Action item
Using the records that follow, tally the lines containing the word "name" and state only the count.

Task data
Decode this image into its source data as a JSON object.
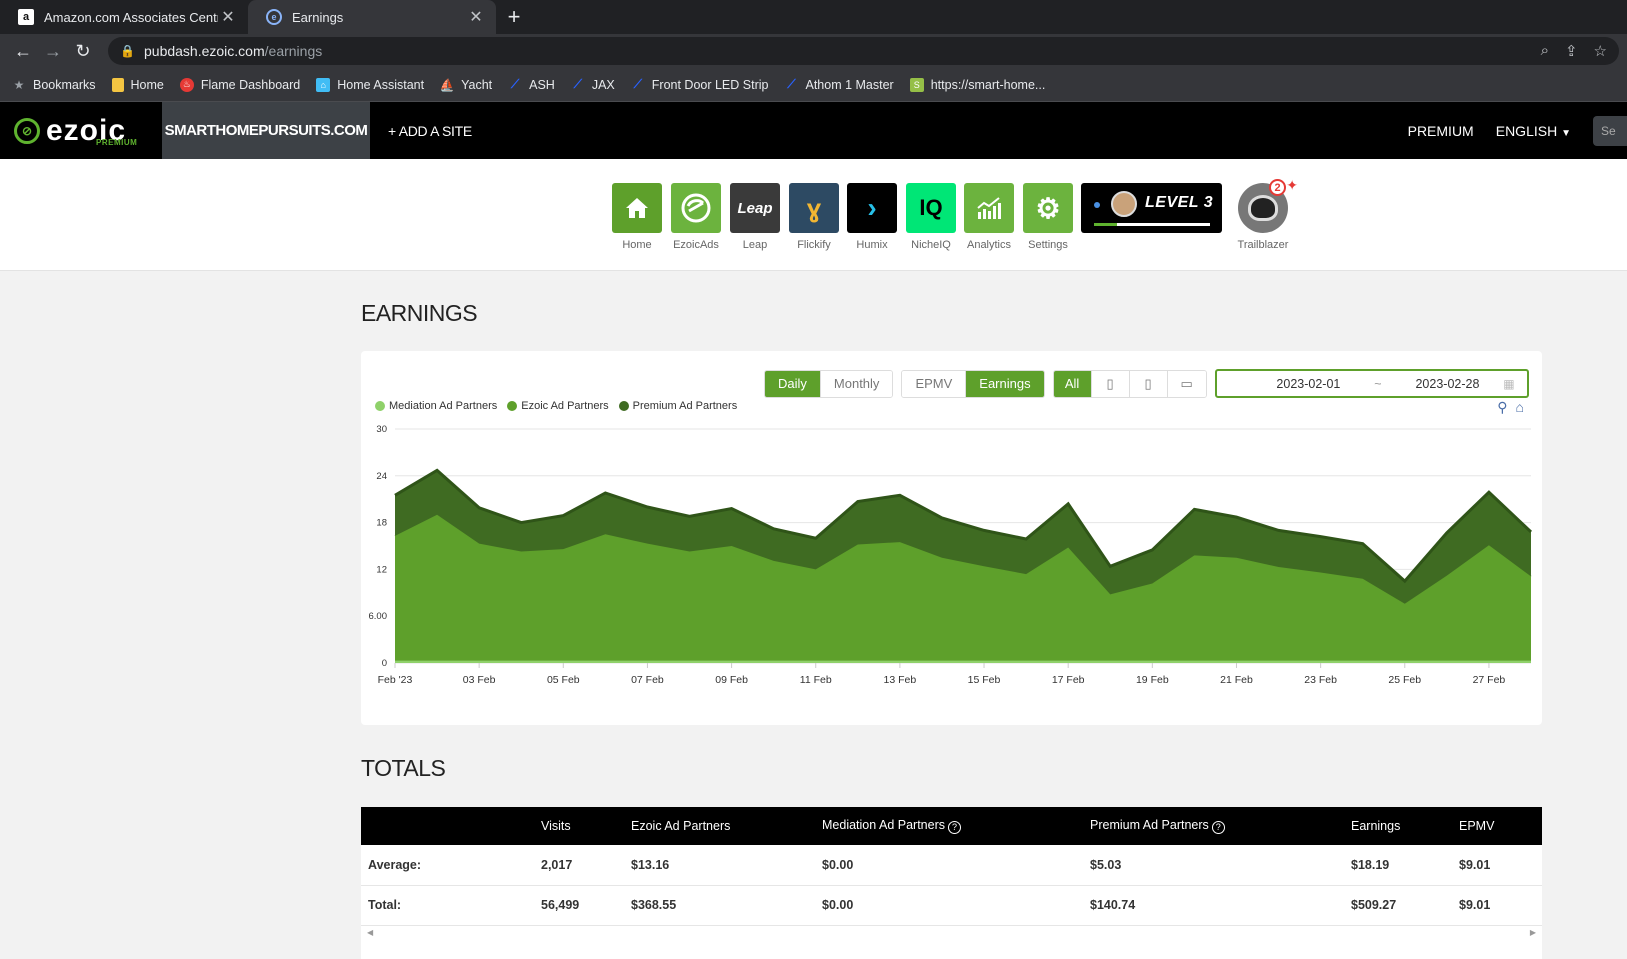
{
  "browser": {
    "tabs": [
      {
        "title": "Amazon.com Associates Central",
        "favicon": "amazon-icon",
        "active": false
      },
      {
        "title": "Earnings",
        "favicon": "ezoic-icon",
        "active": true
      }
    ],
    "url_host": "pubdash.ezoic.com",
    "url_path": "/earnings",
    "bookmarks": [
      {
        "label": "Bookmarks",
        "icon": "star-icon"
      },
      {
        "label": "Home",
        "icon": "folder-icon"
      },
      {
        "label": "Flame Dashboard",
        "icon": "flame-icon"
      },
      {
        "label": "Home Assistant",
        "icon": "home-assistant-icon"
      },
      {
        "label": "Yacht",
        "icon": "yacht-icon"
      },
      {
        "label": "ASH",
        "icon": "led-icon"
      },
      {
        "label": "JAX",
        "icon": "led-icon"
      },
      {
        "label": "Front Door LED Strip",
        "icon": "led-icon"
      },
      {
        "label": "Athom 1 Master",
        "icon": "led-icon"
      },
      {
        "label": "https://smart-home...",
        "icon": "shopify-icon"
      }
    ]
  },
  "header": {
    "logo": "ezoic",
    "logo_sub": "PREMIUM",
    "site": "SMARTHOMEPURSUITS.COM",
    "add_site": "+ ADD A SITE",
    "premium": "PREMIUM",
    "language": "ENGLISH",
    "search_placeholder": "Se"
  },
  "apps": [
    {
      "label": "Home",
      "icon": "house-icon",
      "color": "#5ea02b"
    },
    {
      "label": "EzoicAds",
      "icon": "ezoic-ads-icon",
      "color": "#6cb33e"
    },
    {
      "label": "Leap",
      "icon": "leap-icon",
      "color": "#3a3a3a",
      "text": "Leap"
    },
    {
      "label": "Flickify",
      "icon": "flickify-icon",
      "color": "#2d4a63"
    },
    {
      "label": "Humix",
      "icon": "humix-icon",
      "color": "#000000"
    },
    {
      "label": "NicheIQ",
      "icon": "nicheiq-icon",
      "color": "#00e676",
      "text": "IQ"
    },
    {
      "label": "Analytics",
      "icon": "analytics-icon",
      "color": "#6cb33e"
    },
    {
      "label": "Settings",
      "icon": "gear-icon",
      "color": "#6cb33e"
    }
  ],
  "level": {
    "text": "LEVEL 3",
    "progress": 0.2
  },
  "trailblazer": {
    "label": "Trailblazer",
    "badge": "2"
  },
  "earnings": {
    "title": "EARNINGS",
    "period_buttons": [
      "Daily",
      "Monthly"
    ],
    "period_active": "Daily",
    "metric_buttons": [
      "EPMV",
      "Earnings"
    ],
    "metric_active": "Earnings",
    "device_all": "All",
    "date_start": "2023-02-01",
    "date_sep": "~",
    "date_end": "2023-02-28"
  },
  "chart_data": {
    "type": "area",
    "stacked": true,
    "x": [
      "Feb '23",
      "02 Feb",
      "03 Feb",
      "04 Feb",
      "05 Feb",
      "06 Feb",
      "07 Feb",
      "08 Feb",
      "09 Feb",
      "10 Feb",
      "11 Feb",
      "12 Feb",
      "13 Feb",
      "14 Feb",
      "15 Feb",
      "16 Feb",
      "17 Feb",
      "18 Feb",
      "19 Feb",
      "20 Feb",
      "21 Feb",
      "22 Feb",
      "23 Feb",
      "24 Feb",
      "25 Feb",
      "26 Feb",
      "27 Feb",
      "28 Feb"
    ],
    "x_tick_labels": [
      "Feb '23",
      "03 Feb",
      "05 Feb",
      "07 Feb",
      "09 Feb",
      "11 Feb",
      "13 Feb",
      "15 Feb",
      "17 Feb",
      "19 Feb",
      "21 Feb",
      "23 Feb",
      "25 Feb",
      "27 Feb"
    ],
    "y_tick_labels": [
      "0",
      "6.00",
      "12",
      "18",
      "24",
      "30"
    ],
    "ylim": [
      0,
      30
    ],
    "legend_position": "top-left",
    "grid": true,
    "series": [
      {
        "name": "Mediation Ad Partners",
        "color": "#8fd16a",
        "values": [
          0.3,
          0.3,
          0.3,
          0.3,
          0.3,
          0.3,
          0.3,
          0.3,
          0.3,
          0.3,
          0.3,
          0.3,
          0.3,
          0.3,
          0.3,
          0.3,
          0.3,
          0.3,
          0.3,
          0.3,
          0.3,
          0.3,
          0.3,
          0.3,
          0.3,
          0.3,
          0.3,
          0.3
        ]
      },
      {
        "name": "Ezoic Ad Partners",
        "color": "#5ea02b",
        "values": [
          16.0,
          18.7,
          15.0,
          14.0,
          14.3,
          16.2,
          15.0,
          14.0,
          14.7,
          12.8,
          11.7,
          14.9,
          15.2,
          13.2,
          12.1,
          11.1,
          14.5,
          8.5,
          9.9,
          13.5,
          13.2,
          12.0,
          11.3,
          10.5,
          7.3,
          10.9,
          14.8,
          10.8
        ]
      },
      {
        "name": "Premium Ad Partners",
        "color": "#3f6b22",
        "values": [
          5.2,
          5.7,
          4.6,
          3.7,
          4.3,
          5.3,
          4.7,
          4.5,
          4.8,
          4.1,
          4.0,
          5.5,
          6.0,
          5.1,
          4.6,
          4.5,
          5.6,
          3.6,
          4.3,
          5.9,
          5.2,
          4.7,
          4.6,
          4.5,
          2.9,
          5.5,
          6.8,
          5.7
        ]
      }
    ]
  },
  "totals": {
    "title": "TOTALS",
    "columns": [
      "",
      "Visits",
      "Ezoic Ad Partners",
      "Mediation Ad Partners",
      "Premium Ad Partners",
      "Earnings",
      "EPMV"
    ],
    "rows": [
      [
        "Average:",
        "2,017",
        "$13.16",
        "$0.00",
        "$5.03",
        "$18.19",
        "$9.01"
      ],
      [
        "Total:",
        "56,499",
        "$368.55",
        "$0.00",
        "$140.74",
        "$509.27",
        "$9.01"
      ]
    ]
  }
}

Task answer
3